ON the new comedy "Tyler Perry's House of Payne," crack is wacky.
That is, addiction to crack is a laughing matter on tonight's episodes of the TBS comedy, which premiered last week to record ratings following an aggressive national blitz that included colorful advertising wraps over buses and grass-roots marketing in churches. The successive episodes drew more than 5.2 million and 5.8 million viewers respectively, and although those numbers may not amount to much in the world of network TV, TBS is calling the premiere the top sitcom broadcast in ad-supported cable history.
"House of Payne" marks the latest success from the visionary producer of a multitude of gospel-flavored plays, books and movies ("Diary of a Mad Black Woman," "Madea's Family Reunion") that form a multimillion-dollar empire. And the large tune-in to the first episodes appears to justify TBS' unprecedented $200-million agreement with Perry for 100 episodes of "House of Payne" -- a deal that gives Perry, who had never produced a minute of television until now, total creative control.
The comedy reflects Perry's desire to put a fresh twist on acclaimed series such as "The Cosby Show," "Roseanne" and "All in the Family," which blended comedy with social commentary. "I see this show as a complete emotional roller coaster," he said in an interview last week, adding that he wants to represent an African American family that handles problems with humor and prayer: "This show says it's OK to pray."
But the celebration over the ratings and the show's traditional sitcom trappings -- adorably mischievous children, exasperated adults, large living room set -- have overshadowed some of Perry's creative choices. "House of Payne" may be the only family sitcom in history to contain slapstick and wisecracks about crack. It's not an approach everyone appreciates when it comes to drugs.
Amy Jordan, director of research on media and the developing child at the Annenberg Public Policy Center at the University of Pennsylvania, said: "I would worry about how this may trivialize the subject to children, particularly when crack has been so devastating to the black community. It's an inside joke, but it's not funny."
"House of Payne" stars LaVan Davis and Cassi Davis as Curtis and Ella Payne, an older couple who take in his firefighter nephew CJ (Allen Payne), his wife Janine (Demetria McKinney) and their two children after their house burns down.
In one scene set in the firehouse run by Curtis, family members concerned about Janine's erratic behavior attempt to delicately suggest to CJ that she may be taking drugs. When CJ fails to catch on, a frustrated Curtis blurts out, "I'm-a give you a hint -- Janine's a crack head." He adds, "If you want your wife to stay home, go get some crack." Both lines are punctuated by a laugh track.
In the second episode, Curtis, his son Calvin (Lance Gross) and CJ seek out Janine at a crack house.
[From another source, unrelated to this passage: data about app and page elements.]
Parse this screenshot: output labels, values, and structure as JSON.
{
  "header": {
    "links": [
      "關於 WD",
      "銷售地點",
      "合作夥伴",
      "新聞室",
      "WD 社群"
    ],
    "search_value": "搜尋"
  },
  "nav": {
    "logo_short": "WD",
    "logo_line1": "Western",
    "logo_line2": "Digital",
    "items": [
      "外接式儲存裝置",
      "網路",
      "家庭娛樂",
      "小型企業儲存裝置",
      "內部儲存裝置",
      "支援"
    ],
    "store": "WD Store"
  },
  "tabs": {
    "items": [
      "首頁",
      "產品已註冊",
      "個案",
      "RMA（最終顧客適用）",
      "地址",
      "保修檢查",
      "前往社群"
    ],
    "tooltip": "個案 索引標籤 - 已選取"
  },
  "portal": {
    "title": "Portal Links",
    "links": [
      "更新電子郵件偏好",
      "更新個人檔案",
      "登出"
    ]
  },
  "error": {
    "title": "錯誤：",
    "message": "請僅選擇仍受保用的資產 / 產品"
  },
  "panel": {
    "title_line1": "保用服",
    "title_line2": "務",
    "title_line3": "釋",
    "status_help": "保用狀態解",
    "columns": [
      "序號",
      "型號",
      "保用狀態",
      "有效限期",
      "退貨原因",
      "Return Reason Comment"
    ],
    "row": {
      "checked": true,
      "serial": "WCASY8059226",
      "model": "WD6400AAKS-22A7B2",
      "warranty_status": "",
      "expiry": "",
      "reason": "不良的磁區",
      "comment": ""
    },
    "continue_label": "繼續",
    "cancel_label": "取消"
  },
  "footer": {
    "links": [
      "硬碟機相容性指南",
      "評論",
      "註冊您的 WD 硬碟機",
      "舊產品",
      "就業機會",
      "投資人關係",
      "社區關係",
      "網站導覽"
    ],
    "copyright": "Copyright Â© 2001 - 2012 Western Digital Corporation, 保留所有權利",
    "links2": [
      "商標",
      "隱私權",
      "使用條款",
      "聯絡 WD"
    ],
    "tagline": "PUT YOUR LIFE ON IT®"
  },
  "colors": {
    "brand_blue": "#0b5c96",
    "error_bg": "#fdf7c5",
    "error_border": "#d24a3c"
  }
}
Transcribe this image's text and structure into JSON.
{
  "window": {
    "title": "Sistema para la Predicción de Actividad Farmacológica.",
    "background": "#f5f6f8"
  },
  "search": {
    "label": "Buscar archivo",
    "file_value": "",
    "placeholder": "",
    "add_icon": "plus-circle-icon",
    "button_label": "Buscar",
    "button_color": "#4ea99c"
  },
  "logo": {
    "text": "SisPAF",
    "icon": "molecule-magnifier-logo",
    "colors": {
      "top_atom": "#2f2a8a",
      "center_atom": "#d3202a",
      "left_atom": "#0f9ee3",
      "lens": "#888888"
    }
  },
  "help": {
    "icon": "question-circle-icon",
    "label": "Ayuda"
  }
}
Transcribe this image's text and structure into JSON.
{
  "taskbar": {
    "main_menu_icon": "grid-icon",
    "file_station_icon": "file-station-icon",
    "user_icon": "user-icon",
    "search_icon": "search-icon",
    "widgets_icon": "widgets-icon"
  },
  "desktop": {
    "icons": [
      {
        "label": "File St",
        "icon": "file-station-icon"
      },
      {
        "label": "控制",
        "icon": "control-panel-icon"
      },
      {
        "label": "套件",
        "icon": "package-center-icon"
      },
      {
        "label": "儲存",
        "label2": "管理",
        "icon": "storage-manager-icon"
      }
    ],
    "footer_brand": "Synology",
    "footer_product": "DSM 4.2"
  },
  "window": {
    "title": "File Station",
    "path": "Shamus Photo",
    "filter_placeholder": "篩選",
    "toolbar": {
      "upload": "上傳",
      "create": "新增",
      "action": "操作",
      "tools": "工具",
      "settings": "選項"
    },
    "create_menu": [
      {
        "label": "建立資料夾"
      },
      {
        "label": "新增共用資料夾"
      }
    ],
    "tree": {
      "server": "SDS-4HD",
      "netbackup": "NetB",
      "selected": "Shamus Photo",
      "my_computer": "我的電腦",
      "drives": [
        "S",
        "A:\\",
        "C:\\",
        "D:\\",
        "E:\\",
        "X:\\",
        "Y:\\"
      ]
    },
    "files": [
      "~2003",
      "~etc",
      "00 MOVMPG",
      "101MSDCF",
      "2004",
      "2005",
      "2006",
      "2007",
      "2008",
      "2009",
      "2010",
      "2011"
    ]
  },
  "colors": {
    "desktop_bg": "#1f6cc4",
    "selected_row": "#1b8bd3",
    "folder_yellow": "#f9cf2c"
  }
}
Joining them is Walter (Jamie Moore), a flamboyant anger-management counselor with a white Afro wig who seems to be channeling bouncy fitness guru Richard Simmons.
Disgusted at the messiness of the crack house ("This is unacceptable!"), Walter tells crack dealer Blue (Sahr Ngaujah) that he should perhaps change his name to a more pleasant color such as "Fusia." Calvin threatens Blue with nun-chucks, only to hit himself in the head with the weapon. A bug-eyed junkie offers to sell them a stolen computer for $10.
And although there are a few dramatic interludes, CJ's uncertainty about what to do about Janine is mostly met with jokes from Curtis and Calvin, or passive encouragement from Ella. Curtis is more upset about the upheaval of his domestic kingdom than the effects of drugs on his family. And the children display little emotion about their mother, who's abandoned them.
Perry denied that he was making light of the situation, adding that "a large percentage of my audience will understand what I'm saying. It's happened in my own life, where something tragic happens, and then two seconds later something makes me laugh."
Perry is certainly venturing into uncharted territory. Although comedies have a long tradition of featuring characters who drink, comedic story lines incorporating drug use are far more risky, said TV historian Tim Brooks, who watched "House of Payne" last week.
"Drinking is seen as cool and acceptable, but drugs are usually part of a 'very special episode,' " said Brooks, who co-wrote "The Complete Directory to Prime Time Network and Cable TV Shows." "Treating drugs in a light way or like it's a joke is problematic."
But Allen Payne said that the humor showed how people deal differently with difficulties: "Some people don't deal with tragedy very well. [Curtis] is a broad comedic character -- he finds everything funny. Ella is sensitive to everything. My character is torn by the fact that his wife is on crack and he isn't able to help her."